"That is the theme of these essays on the Fundamentals of Sanctification. We should promote in ourselves and others a walk of holiness, a walk towards God and away from the world. Yes, it is true there are many ways of applying these matters and individual choices may differ, but Christians ought to delight in the Lord, not in the world. That’s what the Bible teaches about sanctification."

Bert Perry's picture

Josh, my take is what when an FBFI member comments on the "cool kids" talking about "cultural fundamentalism", then eventually we are going to get around to discussing the matters like movies (already discussed by Don), wine, dancing, secondary separation, and culottes.  Could be wrong, but if past experience can be a guide to future expectations...
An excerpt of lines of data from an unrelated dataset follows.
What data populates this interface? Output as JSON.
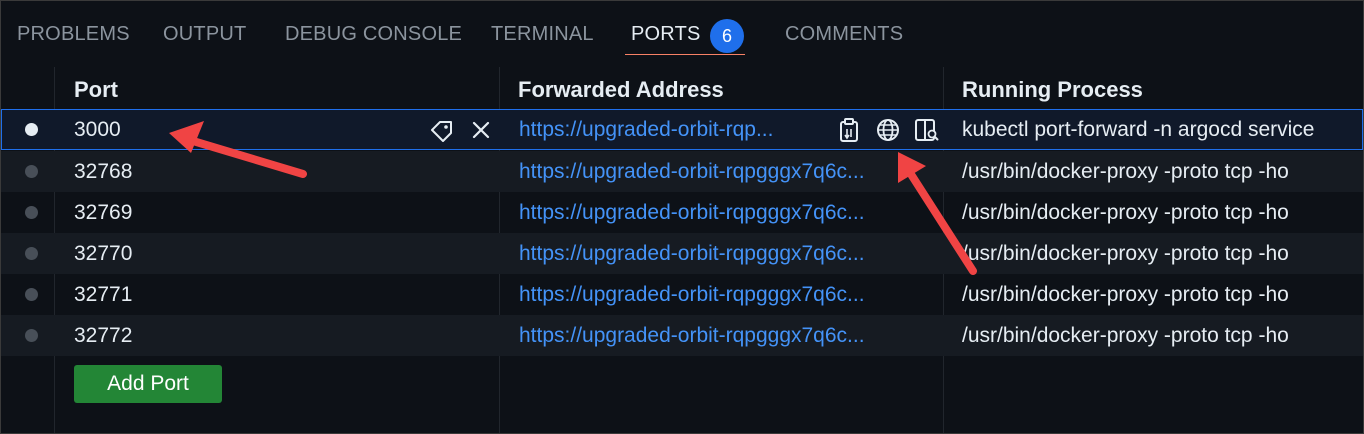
{
  "tabs": [
    {
      "label": "PROBLEMS"
    },
    {
      "label": "OUTPUT"
    },
    {
      "label": "DEBUG CONSOLE"
    },
    {
      "label": "TERMINAL"
    },
    {
      "label": "PORTS",
      "badge": "6"
    },
    {
      "label": "COMMENTS"
    }
  ],
  "columns": {
    "port": "Port",
    "address": "Forwarded Address",
    "process": "Running Process"
  },
  "rows": [
    {
      "port": "3000",
      "address": "https://upgraded-orbit-rqp...",
      "process": "kubectl port-forward -n argocd service"
    },
    {
      "port": "32768",
      "address": "https://upgraded-orbit-rqpgggx7q6c...",
      "process": "/usr/bin/docker-proxy -proto tcp -ho"
    },
    {
      "port": "32769",
      "address": "https://upgraded-orbit-rqpgggx7q6c...",
      "process": "/usr/bin/docker-proxy -proto tcp -ho"
    },
    {
      "port": "32770",
      "address": "https://upgraded-orbit-rqpgggx7q6c...",
      "process": "/usr/bin/docker-proxy -proto tcp -ho"
    },
    {
      "port": "32771",
      "address": "https://upgraded-orbit-rqpgggx7q6c...",
      "process": "/usr/bin/docker-proxy -proto tcp -ho"
    },
    {
      "port": "32772",
      "address": "https://upgraded-orbit-rqpgggx7q6c...",
      "process": "/usr/bin/docker-proxy -proto tcp -ho"
    }
  ],
  "add_port_label": "Add Port",
  "colors": {
    "accent": "#1f6feb",
    "link": "#4493f8",
    "button": "#238636",
    "annotation_arrow": "#f04444"
  },
  "icons": [
    "label-tag-icon",
    "close-icon",
    "copy-address-icon",
    "open-in-browser-globe-icon",
    "preview-in-editor-icon"
  ]
}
Aspiring to be a stick in the mud.

josh p's picture

I guess we’ll have to see. Maybe Don can enlighten us if he tends to make a case for all of that.

 

edit: Regarding movies: I know Christians that watch hard R movies and shows like game of thrones. Granted I don't want to hear specific denouncements of things like that from the pulpit but I see no reason why they can't be mentioned in a blog article. John Piper had an article a while back on why Christian's shouldn't watch Game of Thrones. I doubt anyone thinks of him as an FBFI type. 
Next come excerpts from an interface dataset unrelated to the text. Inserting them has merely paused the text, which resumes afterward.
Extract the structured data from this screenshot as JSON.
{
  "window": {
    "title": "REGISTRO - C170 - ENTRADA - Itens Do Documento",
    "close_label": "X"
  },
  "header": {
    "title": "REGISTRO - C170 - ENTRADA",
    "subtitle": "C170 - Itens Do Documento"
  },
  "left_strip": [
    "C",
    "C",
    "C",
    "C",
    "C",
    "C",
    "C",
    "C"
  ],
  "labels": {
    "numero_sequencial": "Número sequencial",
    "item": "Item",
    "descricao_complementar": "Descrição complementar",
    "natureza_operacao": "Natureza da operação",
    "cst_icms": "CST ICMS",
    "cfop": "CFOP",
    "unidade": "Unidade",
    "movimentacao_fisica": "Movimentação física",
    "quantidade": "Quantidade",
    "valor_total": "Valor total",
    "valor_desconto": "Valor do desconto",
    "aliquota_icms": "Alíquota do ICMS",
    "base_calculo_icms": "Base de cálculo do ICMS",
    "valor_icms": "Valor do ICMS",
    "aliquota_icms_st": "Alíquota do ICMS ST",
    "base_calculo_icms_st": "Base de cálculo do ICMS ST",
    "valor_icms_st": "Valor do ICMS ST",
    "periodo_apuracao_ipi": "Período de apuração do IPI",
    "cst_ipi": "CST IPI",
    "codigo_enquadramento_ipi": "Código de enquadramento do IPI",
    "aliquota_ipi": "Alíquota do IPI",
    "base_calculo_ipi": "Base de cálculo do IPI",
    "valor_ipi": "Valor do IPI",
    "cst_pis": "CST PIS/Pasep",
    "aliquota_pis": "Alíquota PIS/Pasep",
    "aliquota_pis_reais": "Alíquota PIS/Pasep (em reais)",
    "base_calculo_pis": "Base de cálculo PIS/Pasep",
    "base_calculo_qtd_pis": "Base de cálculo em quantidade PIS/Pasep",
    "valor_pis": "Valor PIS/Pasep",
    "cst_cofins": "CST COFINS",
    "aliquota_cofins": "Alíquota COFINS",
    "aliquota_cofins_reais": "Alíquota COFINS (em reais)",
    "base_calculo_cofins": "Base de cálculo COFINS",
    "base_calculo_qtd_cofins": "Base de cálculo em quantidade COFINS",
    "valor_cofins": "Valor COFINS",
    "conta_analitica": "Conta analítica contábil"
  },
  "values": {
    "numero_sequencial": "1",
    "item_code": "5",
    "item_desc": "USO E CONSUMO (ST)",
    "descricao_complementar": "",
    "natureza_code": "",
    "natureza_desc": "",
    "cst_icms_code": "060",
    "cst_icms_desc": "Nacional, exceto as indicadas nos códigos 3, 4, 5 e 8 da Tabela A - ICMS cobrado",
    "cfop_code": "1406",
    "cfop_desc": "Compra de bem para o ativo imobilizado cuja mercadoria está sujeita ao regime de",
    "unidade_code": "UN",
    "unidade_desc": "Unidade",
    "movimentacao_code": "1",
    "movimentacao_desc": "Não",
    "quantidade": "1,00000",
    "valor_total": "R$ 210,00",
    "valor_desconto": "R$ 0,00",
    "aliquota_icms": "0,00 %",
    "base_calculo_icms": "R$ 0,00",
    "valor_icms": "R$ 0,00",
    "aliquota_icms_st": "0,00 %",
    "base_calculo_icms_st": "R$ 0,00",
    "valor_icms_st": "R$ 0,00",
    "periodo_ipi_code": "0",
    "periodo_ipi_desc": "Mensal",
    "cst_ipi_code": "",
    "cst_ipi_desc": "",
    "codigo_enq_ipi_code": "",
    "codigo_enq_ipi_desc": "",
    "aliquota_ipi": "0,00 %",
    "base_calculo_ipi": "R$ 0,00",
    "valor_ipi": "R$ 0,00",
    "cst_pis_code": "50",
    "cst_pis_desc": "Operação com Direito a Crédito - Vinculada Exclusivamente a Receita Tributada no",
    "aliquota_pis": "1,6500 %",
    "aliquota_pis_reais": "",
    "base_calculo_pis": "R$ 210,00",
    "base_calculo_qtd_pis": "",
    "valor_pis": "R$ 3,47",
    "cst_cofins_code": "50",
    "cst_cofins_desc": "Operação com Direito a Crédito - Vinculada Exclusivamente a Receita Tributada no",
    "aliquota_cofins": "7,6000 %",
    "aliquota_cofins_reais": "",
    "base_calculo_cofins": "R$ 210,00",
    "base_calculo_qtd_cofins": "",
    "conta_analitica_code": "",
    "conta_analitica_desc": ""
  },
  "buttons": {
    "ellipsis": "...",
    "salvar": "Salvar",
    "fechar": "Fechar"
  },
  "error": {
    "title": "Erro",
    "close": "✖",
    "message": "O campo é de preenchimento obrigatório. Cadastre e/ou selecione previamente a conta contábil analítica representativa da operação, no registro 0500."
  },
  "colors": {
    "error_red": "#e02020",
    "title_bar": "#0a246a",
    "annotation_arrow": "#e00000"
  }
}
TylerR's picture

Editor

Don wrote a good article. I agree with all of it.

Tyler is a pastor in Olympia, WA and works in State government.

dgszweda's picture
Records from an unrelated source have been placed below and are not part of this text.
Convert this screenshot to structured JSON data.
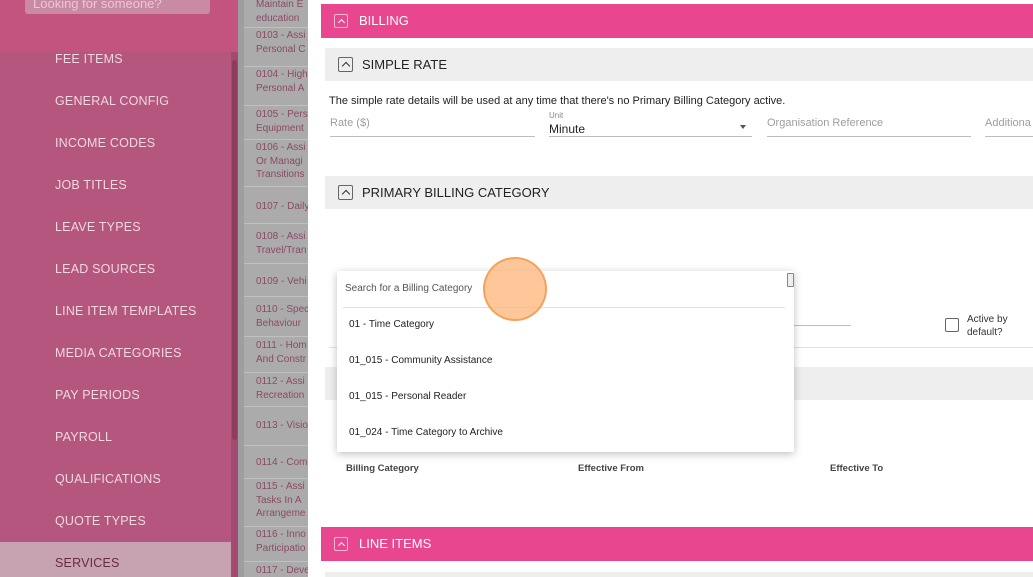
{
  "sidebar": {
    "search_placeholder": "Looking for someone?",
    "items": [
      {
        "label": "FEE ITEMS"
      },
      {
        "label": "GENERAL CONFIG"
      },
      {
        "label": "INCOME CODES"
      },
      {
        "label": "JOB TITLES"
      },
      {
        "label": "LEAVE TYPES"
      },
      {
        "label": "LEAD SOURCES"
      },
      {
        "label": "LINE ITEM TEMPLATES"
      },
      {
        "label": "MEDIA CATEGORIES"
      },
      {
        "label": "PAY PERIODS"
      },
      {
        "label": "PAYROLL"
      },
      {
        "label": "QUALIFICATIONS"
      },
      {
        "label": "QUOTE TYPES"
      },
      {
        "label": "SERVICES"
      }
    ]
  },
  "services_list": [
    {
      "line1": "Maintain E",
      "line2": "education"
    },
    {
      "line1": "0103 - Assi",
      "line2": "Personal C"
    },
    {
      "line1": "0104 - High",
      "line2": "Personal A"
    },
    {
      "line1": "0105 - Pers",
      "line2": "Equipment"
    },
    {
      "line1": "0106 - Assi",
      "line2": "Or Managi",
      "line3": "Transitions"
    },
    {
      "line1": "0107 - Daily"
    },
    {
      "line1": "0108 - Assi",
      "line2": "Travel/Tran"
    },
    {
      "line1": "0109 - Vehi"
    },
    {
      "line1": "0110 - Spec",
      "line2": "Behaviour"
    },
    {
      "line1": "0111 - Hom",
      "line2": "And Constr"
    },
    {
      "line1": "0112 - Assi",
      "line2": "Recreation"
    },
    {
      "line1": "0113 - Visio"
    },
    {
      "line1": "0114 - Com"
    },
    {
      "line1": "0115 - Assi",
      "line2": "Tasks In A",
      "line3": "Arrangeme"
    },
    {
      "line1": "0116 - Inno",
      "line2": "Participatio"
    },
    {
      "line1": "0117 - Deve"
    }
  ],
  "billing": {
    "title": "BILLING",
    "simple_rate": {
      "title": "SIMPLE RATE",
      "description": "The simple rate details will be used at any time that there's no Primary Billing Category active.",
      "rate_placeholder": "Rate ($)",
      "unit_label": "Unit",
      "unit_value": "Minute",
      "org_ref_placeholder": "Organisation Reference",
      "additional_placeholder": "Additiona"
    },
    "primary_category": {
      "title": "PRIMARY BILLING CATEGORY",
      "active_by_default_label": "Active by default?"
    },
    "table_headers": {
      "billing_category": "Billing Category",
      "effective_from": "Effective From",
      "effective_to": "Effective To"
    }
  },
  "line_items": {
    "title": "LINE ITEMS"
  },
  "dropdown": {
    "search_placeholder": "Search for a Billing Category",
    "options": [
      "01 - Time Category",
      "01_015 - Community Assistance",
      "01_015 - Personal Reader",
      "01_024 - Time Category to Archive"
    ]
  },
  "colors": {
    "accent_pink": "#e8468e",
    "sidebar_dim": "#b5567f",
    "section_grey": "#eeeeee"
  },
  "icons": {
    "section_toggle": "chevron-up-icon",
    "dropdown_caret": "caret-down-icon",
    "checkbox": "checkbox-icon"
  }
}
josh p wrote:

I guess it's inevitable on SI that any discussion of sanctification will bring up old fundy mores (KJVONLY, Cullottes, and alcohol). I don't see Don making any pronouncements. The whole tenor of the article (minus the part about church covenants) is about individual pursuit of sanctification. Seems like something most Christians can agree with.  
 

"That is the theme of these essays on the Fundamentals of Sanctification. We should promote in ourselves and others a walk of holiness, a walk towards God and away from the world. Yes, it is true there are many ways of applying these matters and individual choices may differ, but Christians ought to delight in the Lord, not in the world. That’s what the Bible teaches about sanctification."

I agree with Don's article and felt both of them have been well written.  He brings up cultural fundamentalism, which appeared to be a big buzz word from the recent BJU struggle.  It was a term thrown about it.  But here was a real struggle taking place around this where one if not many were at risk of loosing their livelihood.  Both sides were striving for sanctification, but real distinct line were being drawn.  I think everyone would agree that the schools creed outlines a pretty good landscape for the fundamentals and both sides were in agreement that the fundamentals were not at stake.  What was at stake was the application of these fundamentals.  Two sides saw them a bit differently, even though both sides were striving for holiness in their lives and actions.  What was very interesting is that both sides saw the other as dangerous.  And that aspect was very interesting to me.

G. N. Barkman's picture

Reading my Bible recently, I couldn't help wonder if God's prohibition to OT Israel about intermarrying with Gentiles was guilt by association?

G. N. Barkman

Don Johnson's picture

G. N. Barkman wrote:

Reading my Bible recently, I couldn't help wonder if God's prohibition to OT Israel about intermarrying with Gentiles was guilt by association?

Now you've left preachin' and gone to meddlin' !!!!

Maranatha!
Don Johnson
Jer 33.3

Bert Perry's picture

G. N. Barkman wrote:

Reading my Bible recently, I couldn't help wonder if God's prohibition to OT Israel about intermarrying with Gentiles was guilt by association?

Read in context--with Rahab and Ruth appearing in the genealogy of Christ--I think that's got to be interpreted as "do not marry pagan women", not "do not ever marry Gentile women".  Another point of reference is how Israelites were allowed to marry captive women after they'd mourned a month.  

So it wasn't guilt by association at all, but rather in context, guilt by guilt of being pagan.  But I think you meant to post it on another thread.

Aspiring to be a stick in the mud.